**Information**

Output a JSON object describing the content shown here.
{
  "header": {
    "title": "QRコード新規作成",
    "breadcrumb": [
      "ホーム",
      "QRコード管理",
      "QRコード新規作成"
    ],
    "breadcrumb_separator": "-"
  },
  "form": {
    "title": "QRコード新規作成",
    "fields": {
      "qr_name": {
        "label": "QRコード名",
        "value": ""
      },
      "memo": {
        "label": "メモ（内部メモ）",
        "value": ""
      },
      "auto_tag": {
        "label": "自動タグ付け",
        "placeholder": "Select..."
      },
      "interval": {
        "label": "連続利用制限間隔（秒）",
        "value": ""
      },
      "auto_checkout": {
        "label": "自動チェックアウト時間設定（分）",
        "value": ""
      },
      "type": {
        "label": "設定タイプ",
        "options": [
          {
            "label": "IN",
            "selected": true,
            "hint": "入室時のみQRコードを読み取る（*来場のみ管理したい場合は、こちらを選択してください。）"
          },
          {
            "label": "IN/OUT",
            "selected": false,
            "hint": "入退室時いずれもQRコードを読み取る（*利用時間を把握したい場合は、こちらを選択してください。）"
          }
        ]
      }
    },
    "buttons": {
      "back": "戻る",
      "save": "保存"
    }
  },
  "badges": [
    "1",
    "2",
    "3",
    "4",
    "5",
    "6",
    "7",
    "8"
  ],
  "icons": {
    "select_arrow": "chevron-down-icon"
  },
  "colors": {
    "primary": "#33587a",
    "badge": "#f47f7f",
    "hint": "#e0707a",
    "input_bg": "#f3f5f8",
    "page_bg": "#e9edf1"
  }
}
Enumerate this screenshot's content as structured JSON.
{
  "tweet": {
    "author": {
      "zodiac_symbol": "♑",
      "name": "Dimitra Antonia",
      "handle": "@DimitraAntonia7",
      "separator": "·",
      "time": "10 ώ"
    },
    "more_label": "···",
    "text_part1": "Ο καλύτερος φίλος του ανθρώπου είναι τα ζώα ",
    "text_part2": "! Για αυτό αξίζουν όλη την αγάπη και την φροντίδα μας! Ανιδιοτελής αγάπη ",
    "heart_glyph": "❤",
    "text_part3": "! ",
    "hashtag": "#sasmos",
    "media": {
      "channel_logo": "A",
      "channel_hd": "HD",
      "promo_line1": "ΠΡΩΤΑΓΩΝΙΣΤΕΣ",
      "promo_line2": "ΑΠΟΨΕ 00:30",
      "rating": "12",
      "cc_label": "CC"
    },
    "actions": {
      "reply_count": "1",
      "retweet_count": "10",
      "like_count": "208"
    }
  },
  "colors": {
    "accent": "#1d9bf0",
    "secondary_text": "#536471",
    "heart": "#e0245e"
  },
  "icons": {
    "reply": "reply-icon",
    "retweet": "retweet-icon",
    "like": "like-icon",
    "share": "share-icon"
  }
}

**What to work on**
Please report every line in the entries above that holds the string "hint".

**Your response**
            "hint": "入室時のみQRコードを読み取る（*来場のみ管理したい場合は、こちらを選択してください。）"
            "hint": "入退室時いずれもQRコードを読み取る（*利用時間を把握したい場合は、こちらを選択してください。）"
    "hint": "#e0707a",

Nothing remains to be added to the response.